Problem details => Among the entries below, count the lines where the string "fraction" occurs, and give only the number.

[Data records for software interfaces]
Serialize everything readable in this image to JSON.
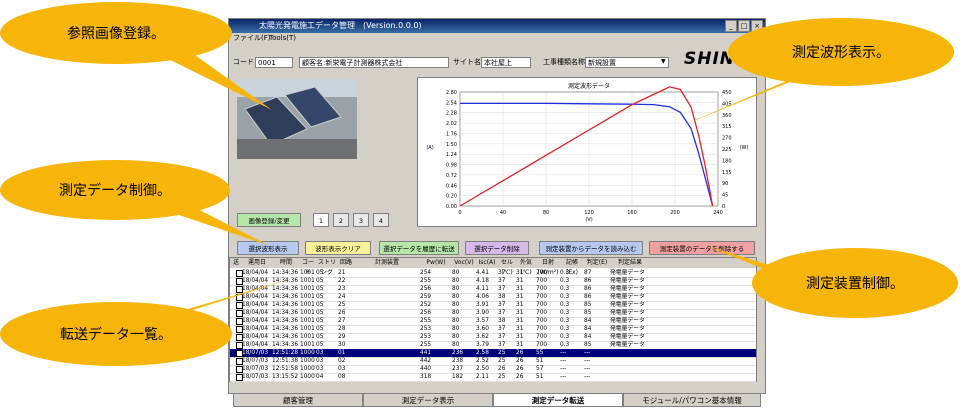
{
  "window": {
    "title": "太陽光発電施工データ管理　(Version.0.0.0)",
    "menu": [
      "ファイル(F)",
      "Tools(T)"
    ]
  },
  "fields": {
    "code_label": "コード",
    "code_value": "0001",
    "customer_value": "顧客名:新栄電子計測器株式会社",
    "site_label": "サイト名称",
    "site_value": "本社屋上",
    "work_label": "工事種類名称",
    "work_value": "新規設置"
  },
  "logo": "SHIN",
  "image_panel": {
    "register_button": "画像登録/変更",
    "pages": [
      "1",
      "2",
      "3",
      "4"
    ]
  },
  "chart_data": {
    "type": "line",
    "title": "測定波形データ",
    "xlabel": "(V)",
    "ylabel_left": "(A)",
    "ylabel_right": "(W)",
    "xlim": [
      0,
      240
    ],
    "ylim_left": [
      0,
      2.8
    ],
    "ylim_right": [
      0,
      450
    ],
    "x_ticks": [
      "0",
      "40",
      "80",
      "120",
      "160",
      "200",
      "240"
    ],
    "y_ticks_left": [
      "2.80",
      "2.54",
      "2.28",
      "2.02",
      "1.76",
      "1.50",
      "1.24",
      "0.98",
      "0.72",
      "0.46",
      "0.20",
      "0.00"
    ],
    "y_ticks_right": [
      "450",
      "405",
      "360",
      "315",
      "270",
      "225",
      "180",
      "135",
      "90",
      "45",
      "0"
    ],
    "series": [
      {
        "color": "#2030e0",
        "x": [
          0,
          40,
          80,
          120,
          160,
          180,
          195,
          205,
          215,
          222,
          228,
          232,
          235
        ],
        "y": [
          2.52,
          2.52,
          2.52,
          2.51,
          2.5,
          2.49,
          2.44,
          2.3,
          1.9,
          1.3,
          0.7,
          0.3,
          0
        ]
      },
      {
        "color": "#e02020",
        "x": [
          0,
          40,
          80,
          120,
          160,
          180,
          195,
          205,
          215,
          222,
          228,
          232,
          235
        ],
        "y": [
          0,
          100,
          200,
          300,
          400,
          440,
          470,
          460,
          390,
          280,
          160,
          70,
          0
        ]
      }
    ]
  },
  "buttons": {
    "show_selected": "選択波形表示",
    "clear_waveform": "波形表示クリア",
    "transfer_history": "選択データを履歴に転送",
    "delete_selected": "選択データ削除",
    "read_device": "測定装置からデータを読み込む",
    "delete_device": "測定装置のデータを削除する"
  },
  "table": {
    "headers": [
      "送",
      "運用日",
      "時間",
      "コード",
      "ストリング",
      "回路",
      "計測装置",
      "Pw(W)",
      "Voc(V)",
      "Isc(A)",
      "セル(℃)",
      "外気(℃)",
      "日射(W/m²)",
      "記帳(Ex)",
      "判定(E)",
      "判定結果"
    ],
    "rows": [
      [
        "",
        "18/04/04",
        "14:34:36",
        "1001",
        "05",
        "21",
        "",
        "254",
        "80",
        "4.41",
        "37",
        "31",
        "700",
        "0.3",
        "87",
        "発電量データ"
      ],
      [
        "",
        "18/04/04",
        "14:34:36",
        "1001",
        "05",
        "22",
        "",
        "255",
        "80",
        "4.18",
        "37",
        "31",
        "700",
        "0.3",
        "86",
        "発電量データ"
      ],
      [
        "",
        "18/04/04",
        "14:34:36",
        "1001",
        "05",
        "23",
        "",
        "256",
        "80",
        "4.11",
        "37",
        "31",
        "700",
        "0.3",
        "86",
        "発電量データ"
      ],
      [
        "",
        "18/04/04",
        "14:34:36",
        "1001",
        "05",
        "24",
        "",
        "259",
        "80",
        "4.06",
        "38",
        "31",
        "700",
        "0.3",
        "86",
        "発電量データ"
      ],
      [
        "",
        "18/04/04",
        "14:34:36",
        "1001",
        "05",
        "25",
        "",
        "252",
        "80",
        "3.91",
        "37",
        "31",
        "700",
        "0.3",
        "85",
        "発電量データ"
      ],
      [
        "",
        "18/04/04",
        "14:34:36",
        "1001",
        "05",
        "26",
        "",
        "256",
        "80",
        "3.90",
        "37",
        "31",
        "700",
        "0.3",
        "85",
        "発電量データ"
      ],
      [
        "",
        "18/04/04",
        "14:34:36",
        "1001",
        "05",
        "27",
        "",
        "255",
        "80",
        "3.57",
        "38",
        "31",
        "700",
        "0.3",
        "84",
        "発電量データ"
      ],
      [
        "",
        "18/04/04",
        "14:34:36",
        "1001",
        "05",
        "28",
        "",
        "253",
        "80",
        "3.60",
        "37",
        "31",
        "700",
        "0.3",
        "84",
        "発電量データ"
      ],
      [
        "",
        "18/04/04",
        "14:34:36",
        "1001",
        "05",
        "29",
        "",
        "253",
        "80",
        "3.62",
        "37",
        "31",
        "700",
        "0.3",
        "84",
        "発電量データ"
      ],
      [
        "",
        "18/04/04",
        "14:34:36",
        "1001",
        "05",
        "30",
        "",
        "255",
        "80",
        "3.79",
        "37",
        "31",
        "700",
        "0.3",
        "85",
        "発電量データ"
      ],
      [
        "",
        "18/07/03",
        "12:51:28",
        "1000",
        "03",
        "01",
        "",
        "441",
        "236",
        "2.58",
        "25",
        "26",
        "55",
        "---",
        "---",
        ""
      ],
      [
        "",
        "18/07/03",
        "12:51:38",
        "1000",
        "03",
        "02",
        "",
        "442",
        "238",
        "2.52",
        "25",
        "26",
        "51",
        "---",
        "---",
        ""
      ],
      [
        "",
        "18/07/03",
        "12:51:58",
        "1000",
        "03",
        "03",
        "",
        "440",
        "237",
        "2.50",
        "26",
        "26",
        "57",
        "---",
        "---",
        ""
      ],
      [
        "",
        "18/07/03",
        "13:15:52",
        "1000",
        "04",
        "08",
        "",
        "318",
        "182",
        "2.11",
        "25",
        "26",
        "51",
        "---",
        "---",
        ""
      ]
    ]
  },
  "tabs": [
    "顧客管理",
    "測定データ表示",
    "測定データ転送",
    "モジュール/パワコン基本情報"
  ],
  "callouts": {
    "image_register": "参照画像登録。",
    "waveform_display": "測定波形表示。",
    "data_control": "測定データ制御。",
    "device_control": "測定装置制御。",
    "transfer_list": "転送データ一覧。"
  },
  "colors": {
    "bubble": "#f7b50a",
    "selected_row": "#00007a",
    "btn_green": "#b6e6a8",
    "btn_blue": "#b4c8f0",
    "btn_yellow": "#f6f29a",
    "btn_purple": "#d8b8e8",
    "btn_red": "#f0a0a0"
  }
}
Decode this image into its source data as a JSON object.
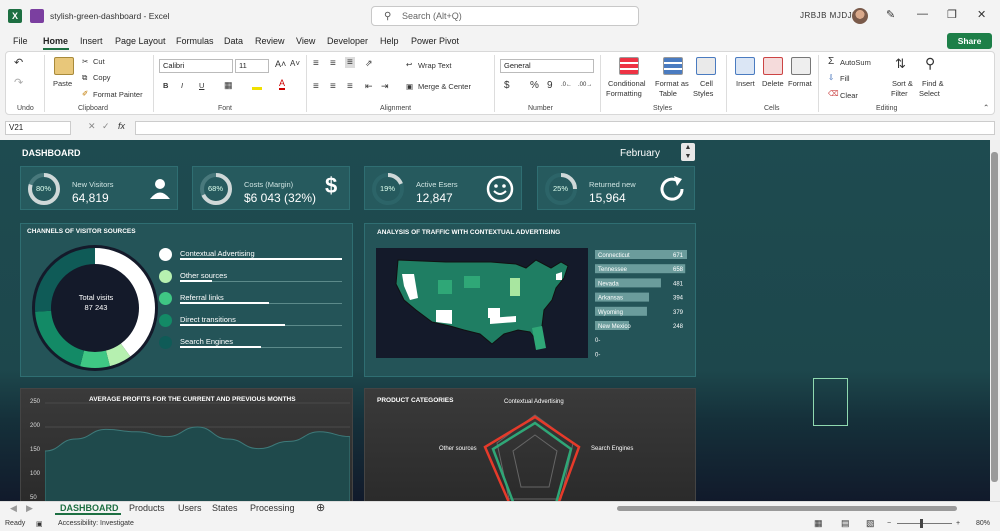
{
  "titlebar": {
    "doc_title": "stylish-green-dashboard  -  Excel",
    "search_placeholder": "Search (Alt+Q)",
    "user_name": "JRBJB MJDJK",
    "minimize": "—",
    "restore": "❐",
    "close": "✕"
  },
  "menu": [
    "File",
    "Home",
    "Insert",
    "Page Layout",
    "Formulas",
    "Data",
    "Review",
    "View",
    "Developer",
    "Help",
    "Power Pivot"
  ],
  "share_label": "Share",
  "ribbon": {
    "undo_label": "Undo",
    "clipboard": {
      "label": "Clipboard",
      "paste": "Paste",
      "cut": "Cut",
      "copy": "Copy",
      "painter": "Format Painter"
    },
    "font": {
      "label": "Font",
      "family": "Calibri",
      "size": "11",
      "bold": "B",
      "italic": "I",
      "underline": "U"
    },
    "alignment": {
      "label": "Alignment",
      "wrap": "Wrap Text",
      "merge": "Merge & Center"
    },
    "number": {
      "label": "Number",
      "format": "General",
      "currency": "$",
      "percent": "%",
      "comma": "9"
    },
    "styles": {
      "label": "Styles",
      "cond1": "Conditional",
      "cond2": "Formatting",
      "fmt1": "Format as",
      "fmt2": "Table",
      "cell1": "Cell",
      "cell2": "Styles"
    },
    "cells": {
      "label": "Cells",
      "insert": "Insert",
      "delete": "Delete",
      "format": "Format"
    },
    "editing": {
      "label": "Editing",
      "autosum": "AutoSum",
      "fill": "Fill",
      "clear": "Clear",
      "sort1": "Sort &",
      "sort2": "Filter",
      "find1": "Find &",
      "find2": "Select"
    }
  },
  "formula_bar": {
    "name_box": "V21",
    "fx": "fx"
  },
  "dashboard": {
    "title": "DASHBOARD",
    "month": "February",
    "kpis": [
      {
        "pct": "80%",
        "label": "New Visitors",
        "value": "64,819",
        "icon": "user-icon",
        "fraction": 0.8
      },
      {
        "pct": "68%",
        "label": "Costs (Margin)",
        "value": "$6 043 (32%)",
        "icon": "dollar-icon",
        "fraction": 0.68
      },
      {
        "pct": "19%",
        "label": "Active Esers",
        "value": "12,847",
        "icon": "smiley-icon",
        "fraction": 0.19
      },
      {
        "pct": "25%",
        "label": "Returned new",
        "value": "15,964",
        "icon": "refresh-icon",
        "fraction": 0.25
      }
    ],
    "channels": {
      "title": "CHANNELS OF VISITOR SOURCES",
      "center_label": "Total visits",
      "center_value": "87 243",
      "items": [
        {
          "label": "Contextual Advertising",
          "color": "#ffffff",
          "fraction": 1.0
        },
        {
          "label": "Other sources",
          "color": "#b6f0b0",
          "fraction": 0.2
        },
        {
          "label": "Referral links",
          "color": "#3fc784",
          "fraction": 0.55
        },
        {
          "label": "Direct transitions",
          "color": "#138a66",
          "fraction": 0.65
        },
        {
          "label": "Search Engines",
          "color": "#0f5b57",
          "fraction": 0.5
        }
      ]
    },
    "traffic": {
      "title": "ANALYSIS OF TRAFFIC WITH CONTEXTUAL ADVERTISING",
      "rows": [
        {
          "state": "Connecticut",
          "value": "671",
          "num": 671
        },
        {
          "state": "Tennessee",
          "value": "658",
          "num": 658
        },
        {
          "state": "Nevada",
          "value": "481",
          "num": 481
        },
        {
          "state": "Arkansas",
          "value": "394",
          "num": 394
        },
        {
          "state": "Wyoming",
          "value": "379",
          "num": 379
        },
        {
          "state": "New Mexico",
          "value": "248",
          "num": 248
        },
        {
          "state": "",
          "value": "0-",
          "num": 0
        },
        {
          "state": "",
          "value": "0-",
          "num": 0
        }
      ]
    },
    "profits": {
      "title": "AVERAGE PROFITS FOR THE CURRENT AND PREVIOUS MONTHS",
      "yticks": [
        "250",
        "200",
        "150",
        "100",
        "50"
      ]
    },
    "categories": {
      "title": "PRODUCT CATEGORIES",
      "axes": [
        "Contextual Advertising",
        "Search Engines",
        "Other sources"
      ]
    }
  },
  "chart_data": [
    {
      "type": "pie",
      "title": "CHANNELS OF VISITOR SOURCES",
      "categories": [
        "Contextual Advertising",
        "Other sources",
        "Referral links",
        "Direct transitions",
        "Search Engines"
      ],
      "values": [
        40,
        6,
        8,
        20,
        26
      ]
    },
    {
      "type": "bar",
      "title": "ANALYSIS OF TRAFFIC WITH CONTEXTUAL ADVERTISING",
      "categories": [
        "Connecticut",
        "Tennessee",
        "Nevada",
        "Arkansas",
        "Wyoming",
        "New Mexico"
      ],
      "values": [
        671,
        658,
        481,
        394,
        379,
        248
      ]
    },
    {
      "type": "area",
      "title": "AVERAGE PROFITS FOR THE CURRENT AND PREVIOUS MONTHS",
      "ylim": [
        50,
        250
      ],
      "values": [
        150,
        175,
        195,
        190,
        180,
        200,
        175,
        155,
        170,
        190,
        180
      ]
    }
  ],
  "sheet_tabs": [
    "DASHBOARD",
    "Products",
    "Users",
    "States",
    "Processing"
  ],
  "status": {
    "ready": "Ready",
    "accessibility": "Accessibility: Investigate",
    "zoom": "80%"
  }
}
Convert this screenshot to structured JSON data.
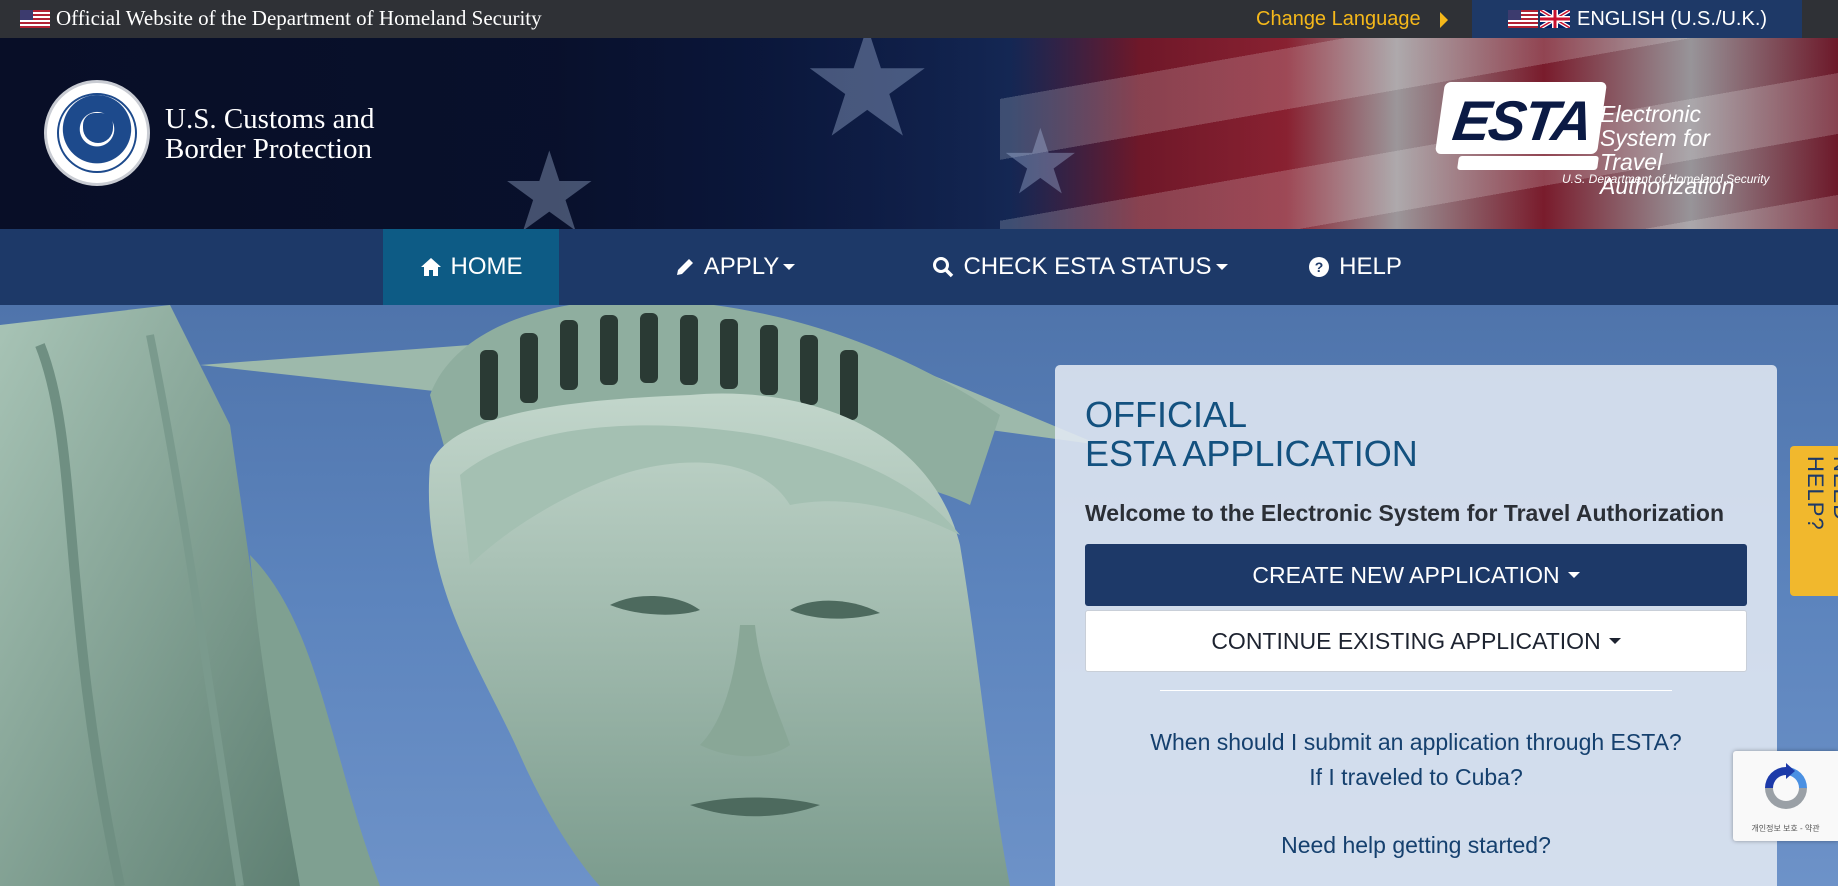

Result of this exercise => 9